In December 2012, CM and RH petitioned to terminate JM’s parental rights and allow RH to adopt the children. They allege he is unfit to parent for numerous reasons, including his continued drug and alcohol abuse, failure to pass court-ordered drug tests, failure to pay child support between March 2010-April 2012, and failure to maintain a relationship with the children for several years.

The parties attended mediation in May 2013 and agreed upon an Interim Parenting Plan, which was approved and ordered by the district court. It was intended to promote JM’s reunification with his children and allow for visitation under certain conditions. It required JM to undergo drug testing at the beginning of every month and allow the testing facility to send the results to CM. It provided that failure to submit two tests would result in immediate termination of the interim plan.

In January 2014, CM and RH moved to enforce the interim plan and allow termination of JM’s parental rights.

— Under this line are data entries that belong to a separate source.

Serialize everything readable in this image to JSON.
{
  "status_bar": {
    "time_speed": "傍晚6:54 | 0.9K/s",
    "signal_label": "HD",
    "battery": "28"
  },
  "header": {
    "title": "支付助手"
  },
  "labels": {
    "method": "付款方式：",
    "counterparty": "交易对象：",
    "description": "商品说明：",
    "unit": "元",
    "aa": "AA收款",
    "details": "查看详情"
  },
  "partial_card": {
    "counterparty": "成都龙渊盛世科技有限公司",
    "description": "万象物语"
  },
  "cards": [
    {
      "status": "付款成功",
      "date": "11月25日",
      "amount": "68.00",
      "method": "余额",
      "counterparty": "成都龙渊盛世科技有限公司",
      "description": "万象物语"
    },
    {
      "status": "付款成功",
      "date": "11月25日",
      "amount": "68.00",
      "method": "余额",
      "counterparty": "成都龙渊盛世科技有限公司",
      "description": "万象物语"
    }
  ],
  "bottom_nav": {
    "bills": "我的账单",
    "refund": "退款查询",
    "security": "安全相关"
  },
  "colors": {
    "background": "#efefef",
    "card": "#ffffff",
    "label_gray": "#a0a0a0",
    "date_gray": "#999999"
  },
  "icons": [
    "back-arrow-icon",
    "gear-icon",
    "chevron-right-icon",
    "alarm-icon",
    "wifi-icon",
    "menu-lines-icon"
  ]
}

JM’s counsel withdrew because of illness in April 2014, and JM filed a pro se response and requested a hearing.

Procedural Posture & Holding: The district court held a termination hearing in July 2014, at which JM appeared pro se. The district court issued findings and conclusions in September 2014, ordering the termination of JM’s parental rights. The adoption of the children by RH became final in October 2014. JM appeals, and the Supreme Court affirms.

Reasoning: (1) The district court set forth eight reasons in support of its decision to terminate JM’s parental rights. The district court’s findings regarding JM’s drug and alcohol use and its conclusion that exposing the children to his behavior would be detrimental to them are supported by the record. Its determination of unfitness is supported by substantial evidence. The Court finds no abuse of discretion.

(2) J.M. was represented by counsel during much of these proceedings. Upon counsel’s withdrawal, Petitioners’ counsel notified J.M. under Rule 10(b) of the UDC Rules that he was entitled to new counsel or to represent himself. At the hearing, the district court asked J.M. if he was appearing pro se, and he replied, “Correct, Your Honor.” JM never requested counsel not implied he could not afford counsel. The district court did not err in conducting the proceedings in the absence of counsel for JM.